**Exercise objective**
Search the material below for the string "user" and list each line that holds it.
─── Dataset extract ───
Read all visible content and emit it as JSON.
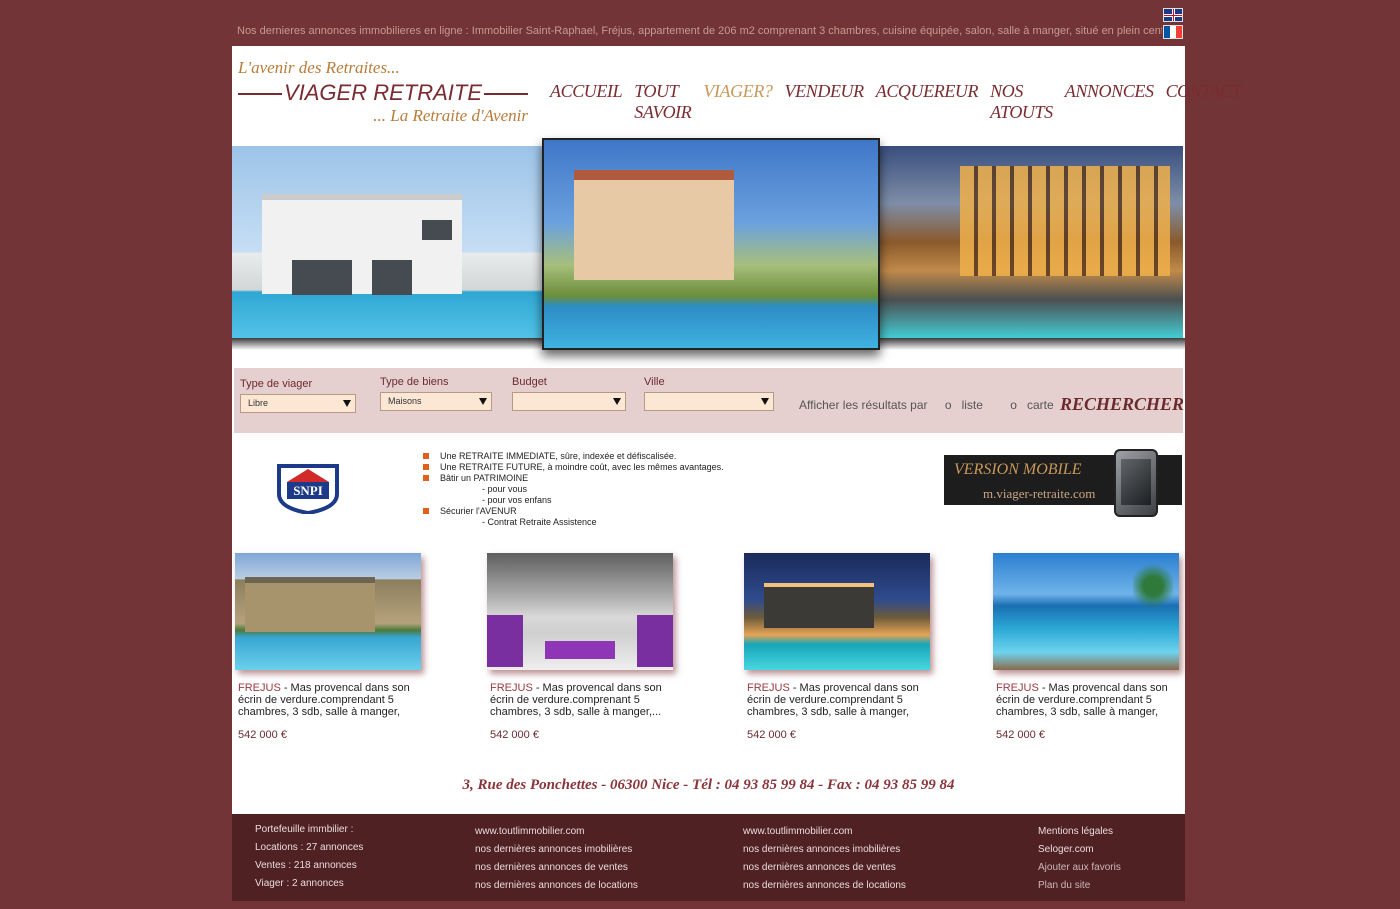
{
  "ticker": "Nos dernieres annonces immobilieres en ligne : Immobilier Saint-Raphael, Fréjus, appartement de 206 m2 comprenant 3 chambres, cuisine équipée, salon, salle à manger, situé en plein centre...",
  "languages": [
    "English",
    "Français"
  ],
  "logo": {
    "tagline_top": "L'avenir des Retraites...",
    "brand": "VIAGER RETRAITE",
    "tagline_bottom": "... La Retraite d'Avenir"
  },
  "nav": [
    {
      "label": "ACCUEIL",
      "active": false
    },
    {
      "label": "TOUT SAVOIR",
      "active": false
    },
    {
      "label": "VIAGER?",
      "active": true
    },
    {
      "label": "VENDEUR",
      "active": false
    },
    {
      "label": "ACQUEREUR",
      "active": false
    },
    {
      "label": "NOS ATOUTS",
      "active": false
    },
    {
      "label": "ANNONCES",
      "active": false
    },
    {
      "label": "CONTACT",
      "active": false
    }
  ],
  "search": {
    "fields": [
      {
        "label": "Type de viager",
        "value": "Libre"
      },
      {
        "label": "Type de biens",
        "value": "Maisons"
      },
      {
        "label": "Budget",
        "value": ""
      },
      {
        "label": "Ville",
        "value": ""
      }
    ],
    "results_label": "Afficher les résultats par",
    "option_list": "liste",
    "option_map": "carte",
    "option_marker": "o",
    "submit": "RECHERCHER"
  },
  "snpi": "SNPI",
  "bullets": [
    {
      "text": "Une RETRAITE IMMEDIATE, sûre, indexée et défiscalisée.",
      "sub": false
    },
    {
      "text": "Une RETRAITE FUTURE, à moindre coût, avec les mêmes avantages.",
      "sub": false
    },
    {
      "text": "Bâtir un PATRIMOINE",
      "sub": false
    },
    {
      "text": "- pour vous",
      "sub": true
    },
    {
      "text": "- pour vos enfans",
      "sub": true
    },
    {
      "text": "Sécurier l'AVENUR",
      "sub": false
    },
    {
      "text": "- Contrat Retraite Assistence",
      "sub": true
    }
  ],
  "mobile": {
    "title": "VERSION MOBILE",
    "url": "m.viager-retraite.com"
  },
  "listings": [
    {
      "city": "FREJUS",
      "desc": " - Mas provencal dans son écrin de verdure.comprendant 5 chambres, 3 sdb, salle à manger,",
      "price": "542 000 €"
    },
    {
      "city": "FREJUS",
      "desc": " - Mas provencal dans son écrin de verdure.comprenant 5 chambres, 3 sdb, salle à manger,...",
      "price": "542 000 €"
    },
    {
      "city": "FREJUS",
      "desc": " - Mas provencal dans son écrin de verdure.comprendant 5 chambres, 3 sdb, salle à manger,",
      "price": "542 000 €"
    },
    {
      "city": "FREJUS",
      "desc": " - Mas provencal dans son écrin de verdure.comprendant 5 chambres, 3 sdb, salle à manger,",
      "price": "542 000 €"
    }
  ],
  "address": "3, Rue des Ponchettes - 06300 Nice - Tél : 04 93 85 99 84 - Fax : 04 93 85 99 84",
  "footer": {
    "portfolio": [
      "Portefeuille immbilier :",
      "Locations : 27 annonces",
      "Ventes : 218 annonces",
      "Viager : 2 annonces"
    ],
    "links_a": [
      "www.toutlimmobilier.com",
      "nos dernières annonces imobilières",
      "nos dernières annonces de ventes",
      "nos dernières annonces de locations"
    ],
    "links_b": [
      "www.toutlimmobilier.com",
      "nos dernières annonces imobilières",
      "nos dernières annonces de ventes",
      "nos dernières annonces de locations"
    ],
    "links_c": [
      "Mentions légales",
      "Seloger.com",
      "Ajouter aux favoris",
      "Plan du site"
    ]
  },
  "colors": {
    "background": "#733437",
    "brand": "#7a2b30",
    "accent": "#c9985a",
    "search_bar": "#e6d0cf",
    "footer": "#502123"
  }
}
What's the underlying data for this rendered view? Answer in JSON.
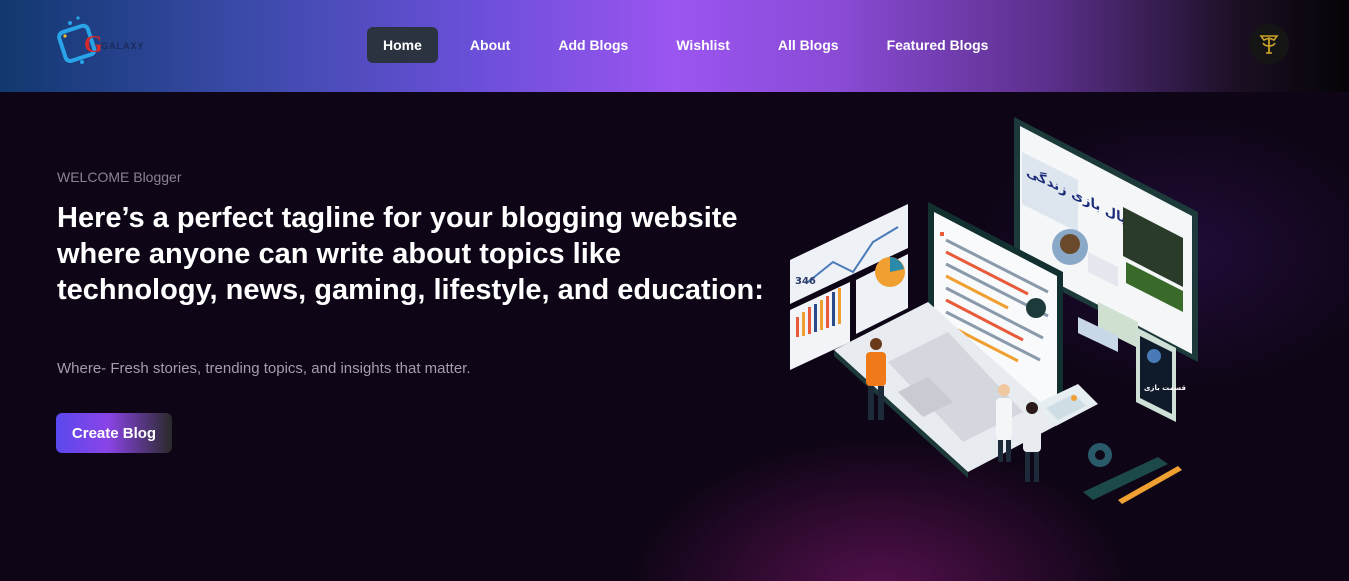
{
  "logo": {
    "text": "GALAXY",
    "icon": "galaxy-logo-icon"
  },
  "nav": {
    "items": [
      {
        "label": "Home",
        "active": true
      },
      {
        "label": "About",
        "active": false
      },
      {
        "label": "Add Blogs",
        "active": false
      },
      {
        "label": "Wishlist",
        "active": false
      },
      {
        "label": "All Blogs",
        "active": false
      },
      {
        "label": "Featured Blogs",
        "active": false
      }
    ]
  },
  "user": {
    "avatar_icon": "user-avatar-emblem"
  },
  "hero": {
    "welcome": "WELCOME Blogger",
    "headline": "Here’s a perfect tagline for your blogging website where anyone can write about topics like technology, news, gaming, lifestyle, and education:",
    "subtext": "Where- Fresh stories, trending topics, and insights that matter.",
    "cta_label": "Create Blog"
  },
  "illustration": {
    "label": "isometric-blogging-illustration",
    "counter_text": "346",
    "monitor_heading": "سریال بازی زندگی",
    "phone_text": "قسمت بازی"
  },
  "colors": {
    "accent_purple": "#9b55f0",
    "nav_active_bg": "#2b3340",
    "hero_bg": "#0e0516"
  }
}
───
**Response for this exercise**
  "user": {
    "avatar_icon": "user-avatar-emblem"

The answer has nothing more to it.